The British artist Heather Phillipson is guesting at DOUBLE FEATURE on March 18. Her favorite film "Hail the New Puritan" by Charles Atlas will be screened in the second part of the evening.
What perception actually is and how it operates are questions pursued time and again by philosophy, psychology, biology, and of course art. The key to our very personal conquest of the world is, after all, not such a simple thing. Isolated from the individual, what he or she perceives and exactly how this takes place can only be detected with difficulty if one does not want to lose oneself in descriptions of the chemical-biological processes associated with the optic nerve, the brain, and synapses.
“French Kissing—it was going to be a film about French cuisine” are the first words spoken in Heather Phillipson’s work “A is to D what E is to H” (2011–13) and throw us directly into the perceptual machinery of an individual; the sound-related similarity of the English words “French kissing” and “French cuisine” are underlaid with the corresponding motifs on the visual level. In the following nearly twelve minutes the viewer is sucked into a chain of associations—separated by chapter-like subtitles (A to H)—on the visual level that the artist weaves into a stream-of-consciousness-like collage. The off-camera voice makes its way from phrase to phrase, loses itself in articulate and shrewd formulations, muses on the sound of its own voice, and uses it to follow the images or dictate them. On the sound level this is accompanied by pieces of popular classic music by Camille Saint-Saëns and Eric Satie, French pop music, or Eurodance hits from the 1990s. For the viewer, it is not clear whether what is being said has an addressee or whether it represents a kind of inner voice that seeks to verbally communicate what it feels in a humorous as well as poetic, eloquent way.
The playful and reflective treatment of the interface between perception and language also features in other works by Heather Phillipson (*1978 in London). In 2013, for instance, for her exhibition at the Baltic Centre of Contemporary Art in Gateshead she developed an audiovisual tour guide with the title “Cardiovascular Vernacular (as in ‘it’s time for my regular cardiovascular vernacular’).” With the aid of a Smartphone, the artist used this to send visitors off on a nearly one-hour tour through town, thus allowing them to share her own perception and the associated sensations.

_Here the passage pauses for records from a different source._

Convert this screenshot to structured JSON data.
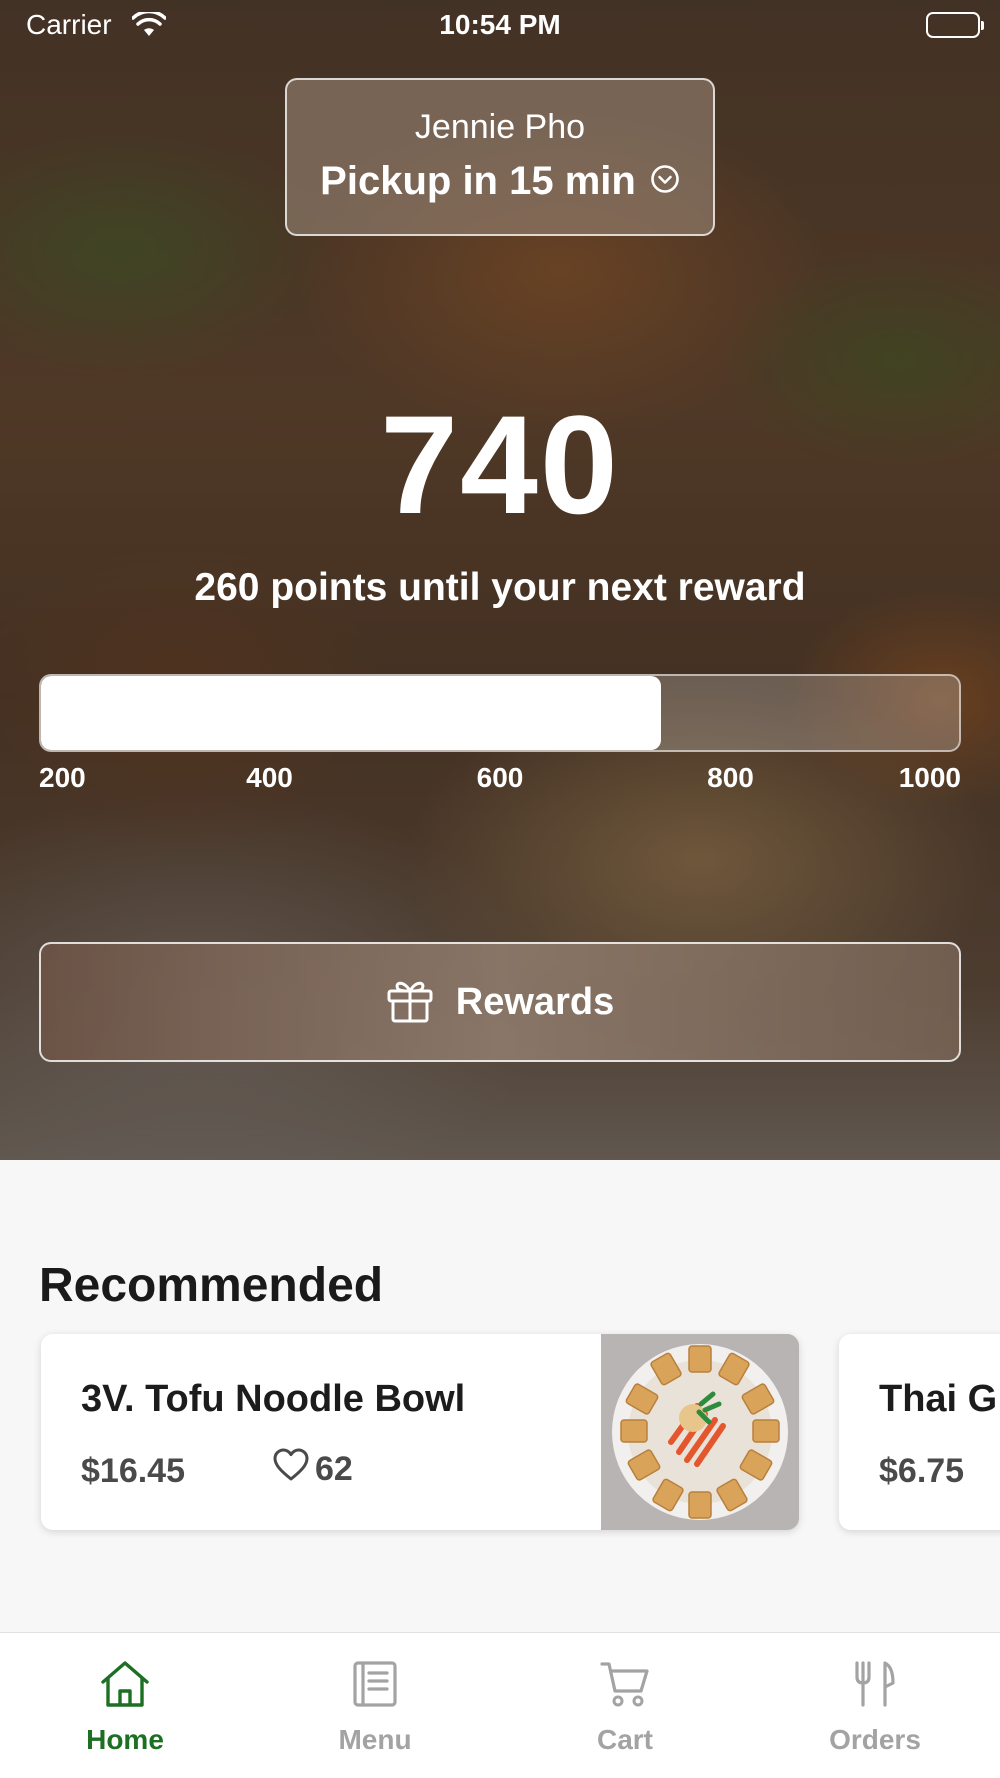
{
  "status_bar": {
    "carrier": "Carrier",
    "time": "10:54 PM"
  },
  "location": {
    "store_name": "Jennie Pho",
    "pickup": "Pickup in 15 min"
  },
  "points": {
    "value": "740",
    "caption": "260 points until your next reward",
    "current": 740,
    "range": [
      200,
      1000
    ],
    "ticks": [
      "200",
      "400",
      "600",
      "800",
      "1000"
    ]
  },
  "rewards_button": {
    "label": "Rewards",
    "icon": "gift-icon"
  },
  "recommended": {
    "title": "Recommended",
    "items": [
      {
        "name": "3V. Tofu Noodle Bowl",
        "price": "$16.45",
        "likes": "62"
      },
      {
        "name": "Thai G",
        "price": "$6.75"
      }
    ]
  },
  "tab_bar": {
    "active_color": "#1d6f23",
    "inactive_color": "#a3a3a3",
    "tabs": [
      {
        "label": "Home",
        "icon": "home-icon",
        "active": true
      },
      {
        "label": "Menu",
        "icon": "menu-icon",
        "active": false
      },
      {
        "label": "Cart",
        "icon": "cart-icon",
        "active": false
      },
      {
        "label": "Orders",
        "icon": "utensils-icon",
        "active": false
      }
    ]
  }
}
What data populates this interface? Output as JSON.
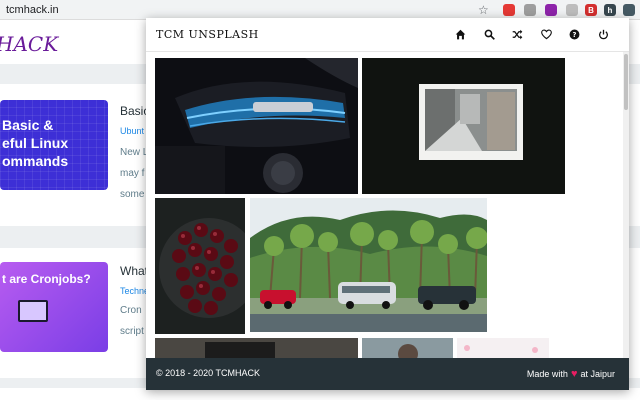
{
  "browser": {
    "url": "tcmhack.in",
    "extensions": [
      {
        "name": "red-ext-icon",
        "color": "#e53935",
        "glyph": ""
      },
      {
        "name": "globe-ext-icon",
        "color": "#9e9e9e",
        "glyph": ""
      },
      {
        "name": "purple-ext-icon",
        "color": "#8e24aa",
        "glyph": ""
      },
      {
        "name": "ghost-ext-icon",
        "color": "#bdbdbd",
        "glyph": ""
      },
      {
        "name": "red-square-ext-icon",
        "color": "#d32f2f",
        "glyph": "B"
      },
      {
        "name": "h-ext-icon",
        "color": "#37474f",
        "glyph": "h"
      },
      {
        "name": "tcm-ext-icon",
        "color": "#455a64",
        "glyph": ""
      }
    ]
  },
  "site": {
    "logo": "HACK",
    "posts": [
      {
        "thumb_text": "Basic &\neful Linux\nommands",
        "title": "Basic",
        "category": "Ubunt",
        "excerpt": [
          "New L",
          "may f",
          "some"
        ]
      },
      {
        "thumb_text": "t are Cronjobs?",
        "title": "What",
        "category": "Techne",
        "excerpt": [
          "Cron",
          "script"
        ]
      }
    ]
  },
  "popup": {
    "title": "TCM UNSPLASH",
    "nav": [
      {
        "name": "home-icon",
        "label": "Home"
      },
      {
        "name": "search-icon",
        "label": "Search"
      },
      {
        "name": "shuffle-icon",
        "label": "Random"
      },
      {
        "name": "heart-icon",
        "label": "Favorites"
      },
      {
        "name": "help-icon",
        "label": "Help"
      },
      {
        "name": "power-icon",
        "label": "Quit"
      }
    ],
    "footer": {
      "copyright": "© 2018 - 2020 TCMHACK",
      "made_with": "Made with",
      "location": "at Jaipur"
    }
  },
  "colors": {
    "footer_bg": "#263238",
    "accent_purple": "#6a1b9a",
    "heart": "#e91e63"
  }
}
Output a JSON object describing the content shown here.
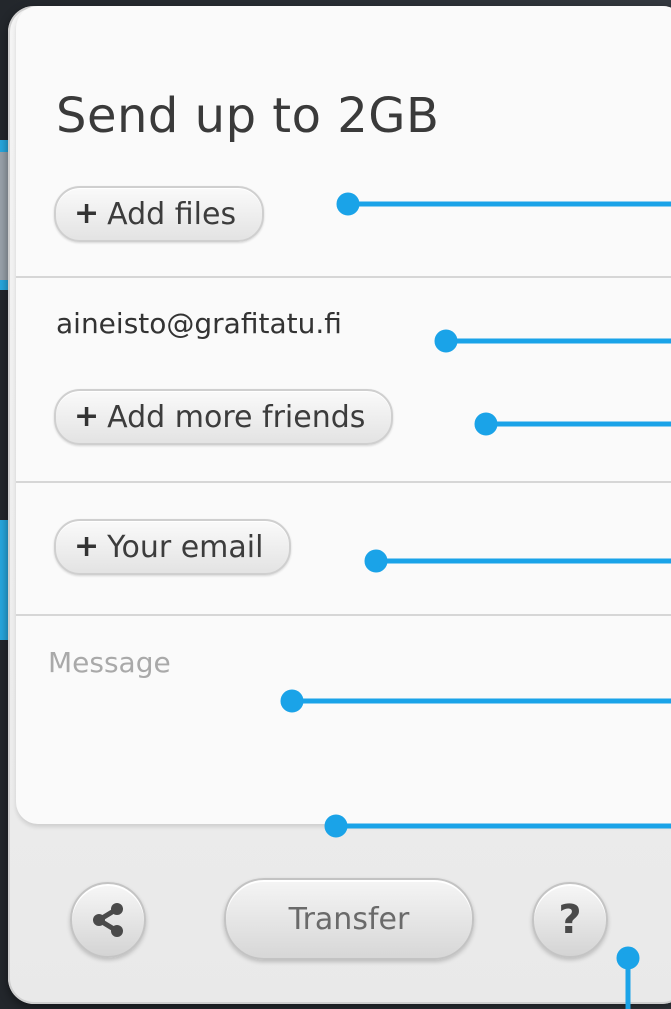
{
  "panel": {
    "title": "Send up to 2GB",
    "add_files_label": "Add files",
    "recipient_email": "aineisto@grafitatu.fi",
    "add_friends_label": "Add more friends",
    "your_email_label": "Your email",
    "message_placeholder": "Message",
    "plus_glyph": "+"
  },
  "toolbar": {
    "transfer_label": "Transfer",
    "help_glyph": "?",
    "share_icon": "share-icon",
    "help_icon": "help-icon"
  },
  "colors": {
    "accent": "#1aa3e8",
    "panel_bg": "#f4f4f4",
    "text": "#3a3a3a",
    "placeholder": "#a9a9a9"
  }
}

In her multimedia installation Phillipson plastically combines moving image, sound, and object to become a physical experience: for example, one could watch her video “ha!ah!” (2013) as a passenger in a motorboat set up in the exhibition space. Language serves to connect one’s own perception with perception by others.
Heather Phillipson selected the fictionalized documentation “Hail the New Puritan” by Charles Atlas as her favorite film, which was broadcast on British television for the first time in 1986. The film shows us details of twenty-hours in the life of the Scottish dancer and choreographer Michael Clark. We see the artist and his ensemble during rehearsals for the dance performance “New Puritans,” clowning around with colleagues and friends, being interviewed by a reporter, follow him through London’s nightlife, and finally land in his residential loft cum studio.
Carried by longer dance sequences, which are for the most part accompanied by music by Mark E. Smith and his post-punk band The Fall, “Hail the New Puritan” develops an almost ecstatic pull in which the bodies of the dancers seem to become the direct expressive platform of themselves and thus leave the verbal level behind. Yet general statements about how individuals perceive, how they process the impressions they have gathered, and how they represent the world on a small scale cannot always be made. However, the attempt to invite others to participate in one’s own perception and at best make it palpable highlights the individual element of perception and in doing so connects Atlas’s film with Phillipson’s work.
From November 20, 2015, to February 7, 2016, Heather Phillipson will be showing a multimedia installation in the Rotunda developed especially for the Schirn.